What is happening to PMS practice funding?
NHS England area teams are reviewing all PMS contracts – the flexibly negotiated contracts that were introduced to better tackle particular needs of patients based on local priorities – with the view to ensure any extra funding above and beyond what an equivalent GMS practice would get is actually linked to providing extra services.
When will contracts be reviewed?
NHS England has asked all of its area teams to review PMS contracts over the next two years, starting from April this year.
Why is NHS England doing this?
NHS England did a national review of PMS funding and concluded much of it was not in fact linked with offering extra services above and beyond those provided by GMS-contracted practices.
How much money are we talking about?
NHS England identified £260m not explicitly linked to extra services.
And how much for individial practices?
Accountants who have sat down with clients to do the sums have concluded that losses of £50,000 to £150,000 are likely to be common, while some exceptional practices may lose up to £400,000.
What is likely to happen to that money?

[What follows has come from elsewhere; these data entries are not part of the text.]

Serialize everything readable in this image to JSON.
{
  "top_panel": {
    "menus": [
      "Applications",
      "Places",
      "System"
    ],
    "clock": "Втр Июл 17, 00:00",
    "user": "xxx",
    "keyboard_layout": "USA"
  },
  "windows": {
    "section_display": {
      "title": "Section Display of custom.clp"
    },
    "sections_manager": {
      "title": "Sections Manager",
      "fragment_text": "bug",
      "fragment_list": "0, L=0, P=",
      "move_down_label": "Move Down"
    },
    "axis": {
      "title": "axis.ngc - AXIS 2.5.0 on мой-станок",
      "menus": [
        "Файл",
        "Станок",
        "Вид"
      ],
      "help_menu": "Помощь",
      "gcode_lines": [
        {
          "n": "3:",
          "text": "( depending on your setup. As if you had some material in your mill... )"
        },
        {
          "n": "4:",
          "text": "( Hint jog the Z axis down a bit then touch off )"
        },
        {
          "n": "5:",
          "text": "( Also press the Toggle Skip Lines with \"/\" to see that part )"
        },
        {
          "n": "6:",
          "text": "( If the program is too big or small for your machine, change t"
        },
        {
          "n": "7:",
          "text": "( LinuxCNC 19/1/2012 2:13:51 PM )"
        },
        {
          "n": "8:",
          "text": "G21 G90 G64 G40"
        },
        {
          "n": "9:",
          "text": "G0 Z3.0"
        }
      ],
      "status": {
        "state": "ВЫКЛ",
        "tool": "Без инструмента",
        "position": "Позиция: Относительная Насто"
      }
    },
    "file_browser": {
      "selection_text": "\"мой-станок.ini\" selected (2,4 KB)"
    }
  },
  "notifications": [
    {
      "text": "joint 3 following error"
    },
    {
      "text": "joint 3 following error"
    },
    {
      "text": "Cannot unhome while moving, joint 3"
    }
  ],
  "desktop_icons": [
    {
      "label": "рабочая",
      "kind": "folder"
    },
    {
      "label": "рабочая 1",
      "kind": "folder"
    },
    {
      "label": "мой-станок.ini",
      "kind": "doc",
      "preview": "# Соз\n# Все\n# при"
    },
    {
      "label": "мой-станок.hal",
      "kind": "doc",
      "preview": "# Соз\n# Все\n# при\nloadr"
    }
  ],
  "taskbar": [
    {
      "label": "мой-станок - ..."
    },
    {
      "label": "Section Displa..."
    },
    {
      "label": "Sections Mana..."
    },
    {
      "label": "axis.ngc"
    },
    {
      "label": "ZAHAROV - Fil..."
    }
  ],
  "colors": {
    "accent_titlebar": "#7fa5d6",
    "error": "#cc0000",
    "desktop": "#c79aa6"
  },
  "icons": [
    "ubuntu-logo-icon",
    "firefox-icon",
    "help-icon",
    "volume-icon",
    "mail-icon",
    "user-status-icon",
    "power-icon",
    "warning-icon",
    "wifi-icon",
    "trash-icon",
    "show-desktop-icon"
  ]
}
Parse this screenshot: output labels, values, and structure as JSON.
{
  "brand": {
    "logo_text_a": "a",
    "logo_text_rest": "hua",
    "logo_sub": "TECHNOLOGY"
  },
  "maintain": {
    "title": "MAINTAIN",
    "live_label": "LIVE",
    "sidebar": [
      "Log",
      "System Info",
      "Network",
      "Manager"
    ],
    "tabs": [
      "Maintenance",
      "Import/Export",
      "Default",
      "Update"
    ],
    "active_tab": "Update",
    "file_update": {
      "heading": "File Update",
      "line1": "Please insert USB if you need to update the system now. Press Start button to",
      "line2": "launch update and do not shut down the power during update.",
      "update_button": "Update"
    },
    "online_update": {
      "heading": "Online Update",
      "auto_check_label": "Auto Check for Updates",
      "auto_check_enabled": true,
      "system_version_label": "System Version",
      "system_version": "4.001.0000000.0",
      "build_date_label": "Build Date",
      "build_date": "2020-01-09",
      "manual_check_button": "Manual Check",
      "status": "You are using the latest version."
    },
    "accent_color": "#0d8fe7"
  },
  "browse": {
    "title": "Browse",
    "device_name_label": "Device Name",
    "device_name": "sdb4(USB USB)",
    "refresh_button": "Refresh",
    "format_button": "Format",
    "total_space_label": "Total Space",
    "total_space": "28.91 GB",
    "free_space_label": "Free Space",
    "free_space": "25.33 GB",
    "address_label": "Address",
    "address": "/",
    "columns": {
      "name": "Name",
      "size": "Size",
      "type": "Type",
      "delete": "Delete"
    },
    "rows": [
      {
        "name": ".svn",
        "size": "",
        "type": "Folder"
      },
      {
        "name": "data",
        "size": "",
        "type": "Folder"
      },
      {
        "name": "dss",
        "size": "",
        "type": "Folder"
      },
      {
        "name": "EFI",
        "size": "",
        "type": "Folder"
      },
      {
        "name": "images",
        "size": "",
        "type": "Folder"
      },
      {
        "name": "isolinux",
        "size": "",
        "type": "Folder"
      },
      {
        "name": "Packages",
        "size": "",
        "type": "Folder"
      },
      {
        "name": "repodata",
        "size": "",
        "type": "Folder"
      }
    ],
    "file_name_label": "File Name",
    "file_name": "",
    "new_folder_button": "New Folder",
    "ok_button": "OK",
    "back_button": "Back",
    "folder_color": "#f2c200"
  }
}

Early signs are for area teams to take different approaches to the process. While NHS England’s London area team is creating a single, standardised PMS contract for all the capital, area teams including Essex and Cambridgeshire are effectively phasing out the PMS contracts by gradually reducing their premium over time. The common denominator is that the funding being clawed back looks likely to be used to incentivise both PMS and GMS practices to achieve local outcomes targets in line with local plans.
Does this spell the end of the PMS contract?
NHS England says it wants to keep all of the different contractual models but area teams incentivising PMS practices to switch to GMS seemed to contradict the policy. NHS England has also said it wants GMS practices to also be able to access the extra money currently in the PMS pot.